#### What the task asks
For this exercise, copy the records below exactly and exclude every image.
↓
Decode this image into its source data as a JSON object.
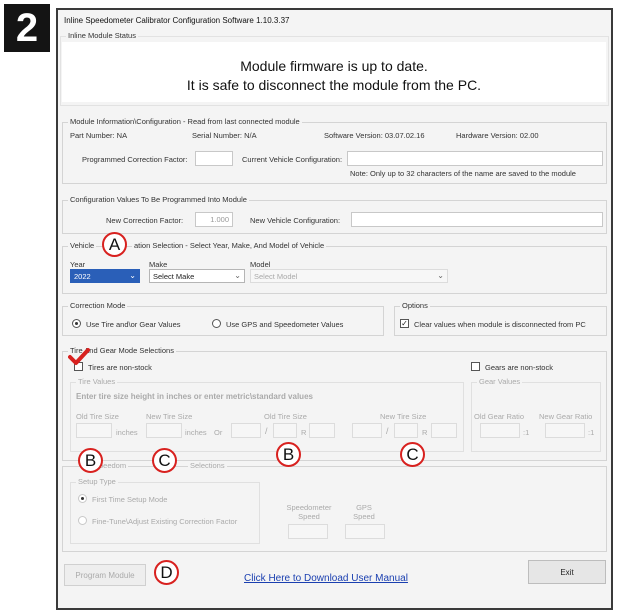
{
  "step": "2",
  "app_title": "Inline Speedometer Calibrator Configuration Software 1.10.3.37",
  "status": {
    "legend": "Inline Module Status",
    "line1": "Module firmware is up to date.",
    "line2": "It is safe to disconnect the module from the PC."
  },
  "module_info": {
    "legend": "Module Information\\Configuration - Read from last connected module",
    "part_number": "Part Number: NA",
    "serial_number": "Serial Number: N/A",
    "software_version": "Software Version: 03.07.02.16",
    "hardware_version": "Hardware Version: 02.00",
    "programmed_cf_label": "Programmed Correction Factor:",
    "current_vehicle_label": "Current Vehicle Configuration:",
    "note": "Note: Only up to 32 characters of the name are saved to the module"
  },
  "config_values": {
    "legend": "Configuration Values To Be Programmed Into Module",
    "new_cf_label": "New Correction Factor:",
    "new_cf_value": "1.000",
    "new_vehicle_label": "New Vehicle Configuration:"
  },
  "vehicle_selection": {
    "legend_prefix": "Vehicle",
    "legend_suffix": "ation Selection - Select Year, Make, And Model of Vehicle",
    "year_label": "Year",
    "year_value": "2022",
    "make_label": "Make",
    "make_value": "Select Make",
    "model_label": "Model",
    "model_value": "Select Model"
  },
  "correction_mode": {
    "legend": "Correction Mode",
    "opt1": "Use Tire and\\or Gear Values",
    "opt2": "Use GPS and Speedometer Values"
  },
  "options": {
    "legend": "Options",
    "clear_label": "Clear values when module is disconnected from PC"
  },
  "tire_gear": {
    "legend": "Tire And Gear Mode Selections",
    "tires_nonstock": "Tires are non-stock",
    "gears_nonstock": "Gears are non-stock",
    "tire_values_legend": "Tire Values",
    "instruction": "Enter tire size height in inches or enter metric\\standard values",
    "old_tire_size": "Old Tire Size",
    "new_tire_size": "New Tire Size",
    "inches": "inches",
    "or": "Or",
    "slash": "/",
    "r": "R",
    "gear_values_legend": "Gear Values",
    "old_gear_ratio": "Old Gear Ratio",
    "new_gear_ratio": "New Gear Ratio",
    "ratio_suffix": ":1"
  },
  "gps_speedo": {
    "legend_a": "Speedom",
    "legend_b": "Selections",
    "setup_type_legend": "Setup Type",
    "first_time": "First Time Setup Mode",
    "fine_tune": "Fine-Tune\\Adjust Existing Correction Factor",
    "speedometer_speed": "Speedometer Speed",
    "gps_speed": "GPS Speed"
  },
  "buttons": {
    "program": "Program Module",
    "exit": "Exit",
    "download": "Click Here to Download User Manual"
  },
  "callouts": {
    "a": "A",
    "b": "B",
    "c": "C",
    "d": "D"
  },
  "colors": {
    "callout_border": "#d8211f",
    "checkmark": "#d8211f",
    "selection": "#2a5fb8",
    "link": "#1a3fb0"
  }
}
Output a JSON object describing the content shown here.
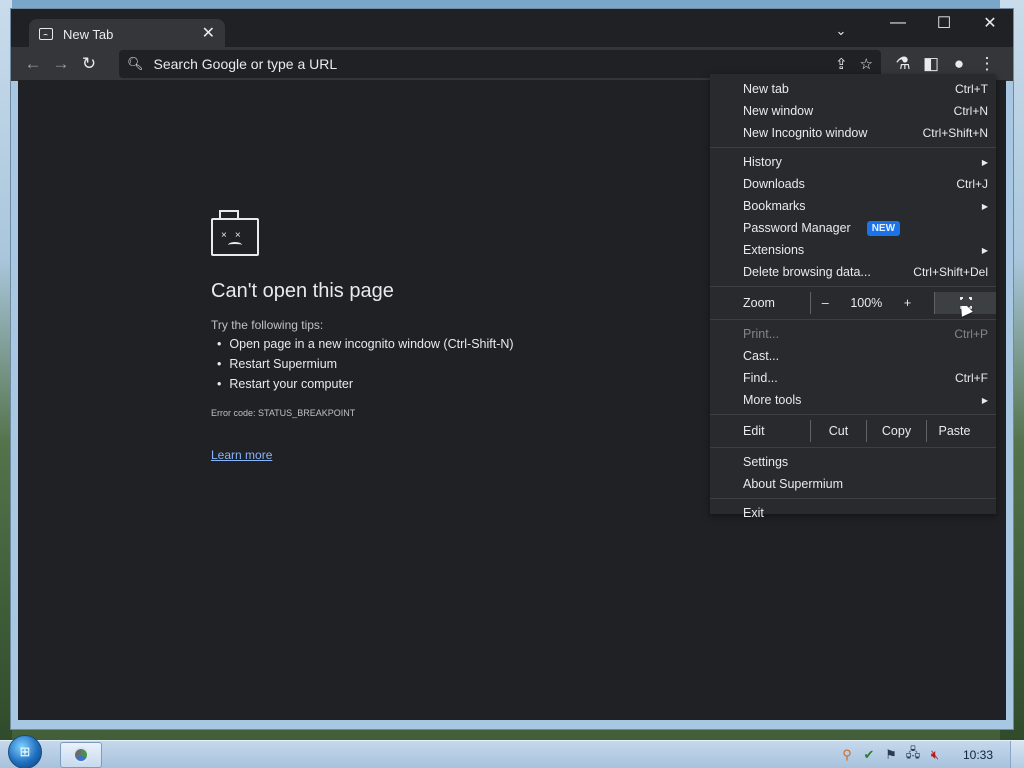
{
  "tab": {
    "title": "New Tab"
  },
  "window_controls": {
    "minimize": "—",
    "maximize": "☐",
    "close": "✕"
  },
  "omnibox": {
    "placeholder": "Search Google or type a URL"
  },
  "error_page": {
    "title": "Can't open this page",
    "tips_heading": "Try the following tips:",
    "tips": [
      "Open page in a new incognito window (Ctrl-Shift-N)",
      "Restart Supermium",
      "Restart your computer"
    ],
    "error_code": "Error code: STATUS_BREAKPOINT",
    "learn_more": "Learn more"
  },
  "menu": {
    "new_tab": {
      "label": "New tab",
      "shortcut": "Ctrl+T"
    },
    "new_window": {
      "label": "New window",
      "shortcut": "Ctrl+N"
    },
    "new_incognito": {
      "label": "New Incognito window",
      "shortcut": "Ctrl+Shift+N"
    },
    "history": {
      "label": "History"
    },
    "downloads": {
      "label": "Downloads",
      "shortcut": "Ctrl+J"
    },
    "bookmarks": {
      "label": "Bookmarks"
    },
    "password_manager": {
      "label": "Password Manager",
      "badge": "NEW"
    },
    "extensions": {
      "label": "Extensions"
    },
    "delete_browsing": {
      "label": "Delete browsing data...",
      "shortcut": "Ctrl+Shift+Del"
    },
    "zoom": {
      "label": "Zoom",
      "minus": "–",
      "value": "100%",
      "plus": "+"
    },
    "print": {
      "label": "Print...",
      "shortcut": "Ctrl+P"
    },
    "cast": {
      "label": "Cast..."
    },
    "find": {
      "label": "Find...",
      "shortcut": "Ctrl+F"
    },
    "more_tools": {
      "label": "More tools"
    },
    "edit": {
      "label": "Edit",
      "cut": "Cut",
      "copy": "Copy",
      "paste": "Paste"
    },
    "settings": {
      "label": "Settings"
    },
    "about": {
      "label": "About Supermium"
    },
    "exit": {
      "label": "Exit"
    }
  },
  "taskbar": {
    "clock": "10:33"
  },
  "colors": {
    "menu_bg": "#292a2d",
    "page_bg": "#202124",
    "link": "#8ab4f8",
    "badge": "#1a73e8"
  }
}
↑
#### Result for this task
Decode this image into its source data as a JSON object.
{
  "step": "2",
  "app_title": "Inline Speedometer Calibrator Configuration Software 1.10.3.37",
  "status": {
    "legend": "Inline Module Status",
    "line1": "Module firmware is up to date.",
    "line2": "It is safe to disconnect the module from the PC."
  },
  "module_info": {
    "legend": "Module Information\\Configuration - Read from last connected module",
    "part_number": "Part Number: NA",
    "serial_number": "Serial Number: N/A",
    "software_version": "Software Version: 03.07.02.16",
    "hardware_version": "Hardware Version: 02.00",
    "programmed_cf_label": "Programmed Correction Factor:",
    "current_vehicle_label": "Current Vehicle Configuration:",
    "note": "Note: Only up to 32 characters of the name are saved to the module"
  },
  "config_values": {
    "legend": "Configuration Values To Be Programmed Into Module",
    "new_cf_label": "New Correction Factor:",
    "new_cf_value": "1.000",
    "new_vehicle_label": "New Vehicle Configuration:"
  },
  "vehicle_selection": {
    "legend_prefix": "Vehicle",
    "legend_suffix": "ation Selection - Select Year, Make, And Model of Vehicle",
    "year_label": "Year",
    "year_value": "2022",
    "make_label": "Make",
    "make_value": "Select Make",
    "model_label": "Model",
    "model_value": "Select Model"
  },
  "correction_mode": {
    "legend": "Correction Mode",
    "opt1": "Use Tire and\\or Gear Values",
    "opt2": "Use GPS and Speedometer Values"
  },
  "options": {
    "legend": "Options",
    "clear_label": "Clear values when module is disconnected from PC"
  },
  "tire_gear": {
    "legend": "Tire And Gear Mode Selections",
    "tires_nonstock": "Tires are non-stock",
    "gears_nonstock": "Gears are non-stock",
    "tire_values_legend": "Tire Values",
    "instruction": "Enter tire size height in inches or enter metric\\standard values",
    "old_tire_size": "Old Tire Size",
    "new_tire_size": "New Tire Size",
    "inches": "inches",
    "or": "Or",
    "slash": "/",
    "r": "R",
    "gear_values_legend": "Gear Values",
    "old_gear_ratio": "Old Gear Ratio",
    "new_gear_ratio": "New Gear Ratio",
    "ratio_suffix": ":1"
  },
  "gps_speedo": {
    "legend_a": "Speedom",
    "legend_b": "Selections",
    "setup_type_legend": "Setup Type",
    "first_time": "First Time Setup Mode",
    "fine_tune": "Fine-Tune\\Adjust Existing Correction Factor",
    "speedometer_speed": "Speedometer Speed",
    "gps_speed": "GPS Speed"
  },
  "buttons": {
    "program": "Program Module",
    "exit": "Exit",
    "download": "Click Here to Download User Manual"
  },
  "callouts": {
    "a": "A",
    "b": "B",
    "c": "C",
    "d": "D"
  },
  "colors": {
    "callout_border": "#d8211f",
    "checkmark": "#d8211f",
    "selection": "#2a5fb8",
    "link": "#1a3fb0"
  }
}
Output a JSON object describing the content shown here.
{
  "tab": {
    "title": "New Tab"
  },
  "window_controls": {
    "minimize": "—",
    "maximize": "☐",
    "close": "✕"
  },
  "omnibox": {
    "placeholder": "Search Google or type a URL"
  },
  "error_page": {
    "title": "Can't open this page",
    "tips_heading": "Try the following tips:",
    "tips": [
      "Open page in a new incognito window (Ctrl-Shift-N)",
      "Restart Supermium",
      "Restart your computer"
    ],
    "error_code": "Error code: STATUS_BREAKPOINT",
    "learn_more": "Learn more"
  },
  "menu": {
    "new_tab": {
      "label": "New tab",
      "shortcut": "Ctrl+T"
    },
    "new_window": {
      "label": "New window",
      "shortcut": "Ctrl+N"
    },
    "new_incognito": {
      "label": "New Incognito window",
      "shortcut": "Ctrl+Shift+N"
    },
    "history": {
      "label": "History"
    },
    "downloads": {
      "label": "Downloads",
      "shortcut": "Ctrl+J"
    },
    "bookmarks": {
      "label": "Bookmarks"
    },
    "password_manager": {
      "label": "Password Manager",
      "badge": "NEW"
    },
    "extensions": {
      "label": "Extensions"
    },
    "delete_browsing": {
      "label": "Delete browsing data...",
      "shortcut": "Ctrl+Shift+Del"
    },
    "zoom": {
      "label": "Zoom",
      "minus": "–",
      "value": "100%",
      "plus": "+"
    },
    "print": {
      "label": "Print...",
      "shortcut": "Ctrl+P"
    },
    "cast": {
      "label": "Cast..."
    },
    "find": {
      "label": "Find...",
      "shortcut": "Ctrl+F"
    },
    "more_tools": {
      "label": "More tools"
    },
    "edit": {
      "label": "Edit",
      "cut": "Cut",
      "copy": "Copy",
      "paste": "Paste"
    },
    "settings": {
      "label": "Settings"
    },
    "about": {
      "label": "About Supermium"
    },
    "exit": {
      "label": "Exit"
    }
  },
  "taskbar": {
    "clock": "10:33"
  },
  "colors": {
    "menu_bg": "#292a2d",
    "page_bg": "#202124",
    "link": "#8ab4f8",
    "badge": "#1a73e8"
  }
}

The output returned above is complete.